Another 500 cabbage heads will be ready in a week, but they are also likely to rot if government further extends the lockdown when it expires.

Piggery is adding to the costs

The couple also runs a thriving piggery project on the farm, but cannot find a market for the 87 pigs ready for sale.

“We are stuck with a total of 87 porkers that should have gone to the market, but there are no takers yet. It is recommended that you sell them at between 16 and 18 weeks, but now we have gone to 23 weeks. What is happening is that we are wasting a lot of money on stockfeed. Each pig consumes up to 2kg of stockfeed per day and that is proving to be too costly,” she added.

Orange harvest going to waste

Some 40km away in Concession, Chriden Kanouruka has had to throw away tons of oranges that he usually sends to a wholesale market in Harare.

Some of his citrus customers often come from as far as Zambia, the Democratic Republic of Congo (DRC) and Mozambique, which have also imposed lockdowns to prevent the widespread outbreak of the coronavirus infection.

The farm has 6 000 trees of navel oranges and naartjies on eight hectares. There were no customers when the Independent crew arrived at the farm, with the only human presence being casual workers hired to pick rotten oranges.

“We are in serious trouble. Under normal circumstances, you should have found dozens of customers buying oranges. This is normally the peak of the selling season and we get customers from all over the country. We also have customers who come with trucks from Mozambique, Zambia and even DRC, but due to the lockdown, which has affected those countries as well, we have not been able to sell as much as we should. People come from as far as Bulawayo and even Victoria Falls, but they are now failing to reach the farm,” he said.

“Our total harvest is 40 tons per hectare and so far we have lost a quarter. We have approached relevant authorities about the challenge, but our customers are individuals who buy for resale.”

Farmers are facing bankruptcy

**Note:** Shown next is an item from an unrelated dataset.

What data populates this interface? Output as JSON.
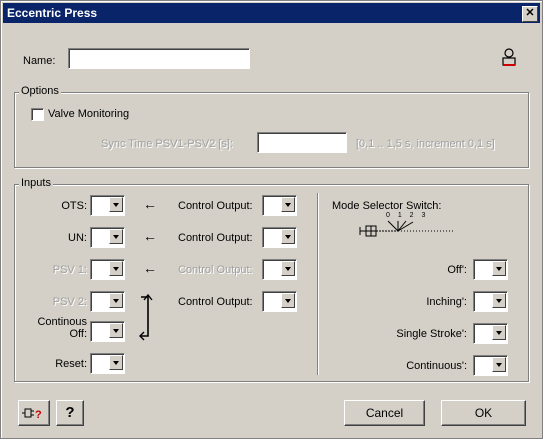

The situation has not spared a syndicate of female vegetable farmers operating along the road connecting Glendale and Concession, who normally sell in bulk to those who ferry the crops to Mbare Musika in Harare.

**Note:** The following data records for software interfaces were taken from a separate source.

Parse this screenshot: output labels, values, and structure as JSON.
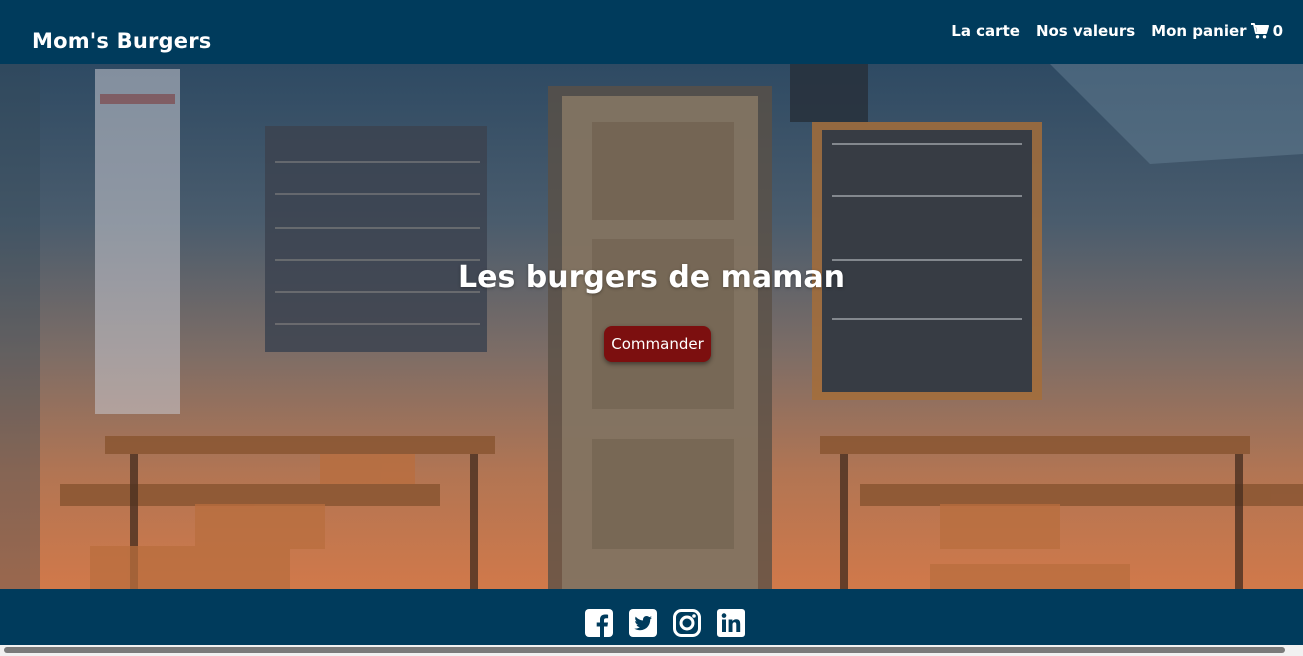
{
  "brand": {
    "name": "Mom's Burgers"
  },
  "nav": {
    "items": [
      {
        "label": "La carte"
      },
      {
        "label": "Nos valeurs"
      },
      {
        "label": "Mon panier",
        "icon": "cart-icon",
        "count": "0"
      }
    ]
  },
  "hero": {
    "title": "Les burgers de maman",
    "button_label": "Commander",
    "background": "restaurant interior photo with blue-to-orange gradient overlay"
  },
  "footer": {
    "social_icons": [
      "facebook-icon",
      "twitter-icon",
      "instagram-icon",
      "linkedin-icon"
    ]
  },
  "colors": {
    "nav_bg": "#003b5c",
    "footer_bg": "#003b5c",
    "button_bg": "#7c0f0f",
    "overlay_top": "#2e4a63",
    "overlay_bottom": "#d1794a",
    "text": "#ffffff"
  }
}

“We are now only selling to individuals who want to buy small quantities for their families. Our business model, however, is to sell in bulk for resale. Now our tomatoes are rotting in the field and we are stuck with our green vegetables. We hope that the situation gets back to normal soon because this is very unsustainable,” the consortium’s chairperson, Lydia Masenda, said. Farmers face bankruptcy if the lockdown is extended beyond 17 May. – The Independent